A SHEFFIELD expert is calling for better awareness of oral cancer so more sufferers are detected sooner and receive life saving treatment. As many as 4,000 new cases of oral cancer are diagnosed nationally each year – including around 100 patients seen at the Charles Clifford Dental Hospital in Sheffield.
Traditionally most patients affected are male, over 50, and have drunk alcohol and smoked for up to 20 years.
But doctors are now seeing younger men and women at around the age of 40 who do not drink or smoke. New research suggests a possible link to the sexually transmitted Human Papillomavirus.
It is thought the HPV virus, which is known to cause cervical cancer, could also increase the chances of developing mouth cancer.
Afshin Yousefpour, consultant maxillofacial surgeon at the Charles Clifford Dental Hospital, said: “There are more and more young people under 40 with no specific known risk factors.

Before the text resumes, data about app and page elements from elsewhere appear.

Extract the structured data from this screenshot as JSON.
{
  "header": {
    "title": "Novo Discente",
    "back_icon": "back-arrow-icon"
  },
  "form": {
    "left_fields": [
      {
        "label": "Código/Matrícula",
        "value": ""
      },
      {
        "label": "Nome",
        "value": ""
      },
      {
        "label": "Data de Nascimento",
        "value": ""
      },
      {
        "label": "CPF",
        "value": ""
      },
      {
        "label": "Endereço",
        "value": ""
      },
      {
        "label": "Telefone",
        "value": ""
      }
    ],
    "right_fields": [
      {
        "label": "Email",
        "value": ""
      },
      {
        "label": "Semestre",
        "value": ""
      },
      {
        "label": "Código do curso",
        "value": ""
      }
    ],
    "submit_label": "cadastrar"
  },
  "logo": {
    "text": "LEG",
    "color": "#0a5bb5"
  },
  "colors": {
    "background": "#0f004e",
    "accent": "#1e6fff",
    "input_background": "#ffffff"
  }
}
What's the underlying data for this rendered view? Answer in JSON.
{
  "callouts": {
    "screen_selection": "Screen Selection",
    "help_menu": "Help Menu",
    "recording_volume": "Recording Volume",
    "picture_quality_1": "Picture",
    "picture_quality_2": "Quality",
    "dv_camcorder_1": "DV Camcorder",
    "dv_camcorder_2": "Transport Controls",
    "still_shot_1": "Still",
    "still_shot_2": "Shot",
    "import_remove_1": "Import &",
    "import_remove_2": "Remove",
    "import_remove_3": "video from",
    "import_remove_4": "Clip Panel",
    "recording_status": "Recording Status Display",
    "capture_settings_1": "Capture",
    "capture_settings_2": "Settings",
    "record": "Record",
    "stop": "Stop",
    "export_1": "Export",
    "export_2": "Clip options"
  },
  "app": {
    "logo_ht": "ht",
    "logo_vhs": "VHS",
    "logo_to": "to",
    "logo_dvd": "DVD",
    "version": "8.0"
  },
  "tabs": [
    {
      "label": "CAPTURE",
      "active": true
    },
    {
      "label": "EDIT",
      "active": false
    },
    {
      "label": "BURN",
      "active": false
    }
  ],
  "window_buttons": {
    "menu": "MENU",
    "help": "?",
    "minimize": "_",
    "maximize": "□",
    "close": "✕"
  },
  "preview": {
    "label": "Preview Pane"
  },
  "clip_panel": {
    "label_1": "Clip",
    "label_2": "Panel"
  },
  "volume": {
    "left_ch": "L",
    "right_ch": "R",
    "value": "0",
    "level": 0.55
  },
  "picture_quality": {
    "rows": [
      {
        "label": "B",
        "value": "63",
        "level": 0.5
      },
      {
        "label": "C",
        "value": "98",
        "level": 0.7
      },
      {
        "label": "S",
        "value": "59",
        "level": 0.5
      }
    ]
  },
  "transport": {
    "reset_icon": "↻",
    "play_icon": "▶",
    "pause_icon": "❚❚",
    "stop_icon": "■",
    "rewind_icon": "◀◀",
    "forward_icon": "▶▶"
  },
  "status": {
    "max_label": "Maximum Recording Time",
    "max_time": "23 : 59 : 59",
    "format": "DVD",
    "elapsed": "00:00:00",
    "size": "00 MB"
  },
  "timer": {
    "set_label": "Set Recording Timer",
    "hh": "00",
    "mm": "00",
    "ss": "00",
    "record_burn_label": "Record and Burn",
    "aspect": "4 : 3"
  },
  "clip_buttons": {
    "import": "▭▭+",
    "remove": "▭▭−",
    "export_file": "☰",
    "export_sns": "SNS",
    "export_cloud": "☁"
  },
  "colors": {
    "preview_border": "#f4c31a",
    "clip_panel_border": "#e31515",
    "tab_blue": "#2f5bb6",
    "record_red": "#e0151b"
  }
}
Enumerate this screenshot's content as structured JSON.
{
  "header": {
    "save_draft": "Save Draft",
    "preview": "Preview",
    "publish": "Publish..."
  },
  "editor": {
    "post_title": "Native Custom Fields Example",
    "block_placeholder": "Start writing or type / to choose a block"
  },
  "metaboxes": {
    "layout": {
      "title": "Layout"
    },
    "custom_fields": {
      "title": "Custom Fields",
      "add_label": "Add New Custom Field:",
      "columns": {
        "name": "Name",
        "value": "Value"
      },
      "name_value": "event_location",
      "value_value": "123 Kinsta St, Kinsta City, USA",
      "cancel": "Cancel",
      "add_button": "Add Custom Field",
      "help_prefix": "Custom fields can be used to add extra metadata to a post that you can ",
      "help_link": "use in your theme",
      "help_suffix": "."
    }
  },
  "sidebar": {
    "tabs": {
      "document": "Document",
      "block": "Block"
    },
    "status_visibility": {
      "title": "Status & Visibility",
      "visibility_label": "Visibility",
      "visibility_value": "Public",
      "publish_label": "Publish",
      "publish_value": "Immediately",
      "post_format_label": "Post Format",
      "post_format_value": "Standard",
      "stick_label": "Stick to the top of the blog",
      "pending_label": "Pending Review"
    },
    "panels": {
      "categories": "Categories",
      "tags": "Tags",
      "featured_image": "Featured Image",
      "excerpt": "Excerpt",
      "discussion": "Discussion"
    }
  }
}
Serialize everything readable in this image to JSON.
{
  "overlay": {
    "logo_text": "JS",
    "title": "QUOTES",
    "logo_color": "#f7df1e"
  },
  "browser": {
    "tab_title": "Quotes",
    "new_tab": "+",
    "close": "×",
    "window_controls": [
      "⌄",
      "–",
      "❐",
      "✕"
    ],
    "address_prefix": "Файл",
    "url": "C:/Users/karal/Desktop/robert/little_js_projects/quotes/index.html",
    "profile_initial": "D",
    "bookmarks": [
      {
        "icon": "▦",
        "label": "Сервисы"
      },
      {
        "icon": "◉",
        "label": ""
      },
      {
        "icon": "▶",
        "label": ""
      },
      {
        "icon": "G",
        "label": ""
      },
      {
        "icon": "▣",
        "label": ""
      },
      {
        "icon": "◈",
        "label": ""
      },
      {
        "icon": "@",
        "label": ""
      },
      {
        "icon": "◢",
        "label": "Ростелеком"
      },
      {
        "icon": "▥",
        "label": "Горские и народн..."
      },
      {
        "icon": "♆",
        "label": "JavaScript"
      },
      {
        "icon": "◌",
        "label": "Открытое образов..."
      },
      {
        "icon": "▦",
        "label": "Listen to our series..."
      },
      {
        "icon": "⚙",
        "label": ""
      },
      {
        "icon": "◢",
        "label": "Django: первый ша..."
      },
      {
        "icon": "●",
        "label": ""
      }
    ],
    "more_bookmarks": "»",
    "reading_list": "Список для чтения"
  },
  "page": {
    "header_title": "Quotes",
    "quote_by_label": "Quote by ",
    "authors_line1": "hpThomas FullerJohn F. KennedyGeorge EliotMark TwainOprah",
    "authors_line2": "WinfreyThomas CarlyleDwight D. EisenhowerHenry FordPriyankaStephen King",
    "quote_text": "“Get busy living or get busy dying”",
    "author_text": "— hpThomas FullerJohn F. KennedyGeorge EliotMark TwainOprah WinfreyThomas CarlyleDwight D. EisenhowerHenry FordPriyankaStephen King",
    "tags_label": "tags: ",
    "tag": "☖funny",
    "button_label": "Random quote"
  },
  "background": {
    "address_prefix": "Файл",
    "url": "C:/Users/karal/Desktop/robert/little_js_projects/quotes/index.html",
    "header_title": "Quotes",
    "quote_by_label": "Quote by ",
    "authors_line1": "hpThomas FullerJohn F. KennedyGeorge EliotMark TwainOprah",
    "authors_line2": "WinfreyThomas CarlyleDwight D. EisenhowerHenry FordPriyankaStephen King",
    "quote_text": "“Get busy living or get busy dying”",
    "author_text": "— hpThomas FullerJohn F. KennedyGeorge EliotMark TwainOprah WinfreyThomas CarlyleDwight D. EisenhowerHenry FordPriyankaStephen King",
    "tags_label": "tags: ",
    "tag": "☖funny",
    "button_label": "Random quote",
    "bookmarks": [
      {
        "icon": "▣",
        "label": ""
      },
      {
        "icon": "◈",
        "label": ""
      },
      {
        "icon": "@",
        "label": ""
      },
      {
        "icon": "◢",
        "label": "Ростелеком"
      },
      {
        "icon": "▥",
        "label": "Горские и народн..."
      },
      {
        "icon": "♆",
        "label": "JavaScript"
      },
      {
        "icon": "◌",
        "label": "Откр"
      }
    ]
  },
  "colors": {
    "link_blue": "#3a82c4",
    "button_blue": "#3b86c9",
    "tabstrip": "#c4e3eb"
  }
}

Some have the HPV virus. Maybe there is a relationship.”
He stressed that for all patients early detection is essential to increase their chances of survival. People diagnosed early have a 90 per cent chance of surviving five years later, but survival odds drop to just 25 per cent if the disease is more advanced.
Signs of trouble are mouth ulcers that don’t heal within three weeks, white or red patches in the mouth, and any other oral changes. Dentists are trained to spot very early signs of trouble, so regular dental appointments are key.
Mr Yousefpour said following a healthy lifestyle, eating plenty of fruit and veg, and sticking to the recommended levels of alcohol – up to 21 units for men and 14 for women – cuts the risk.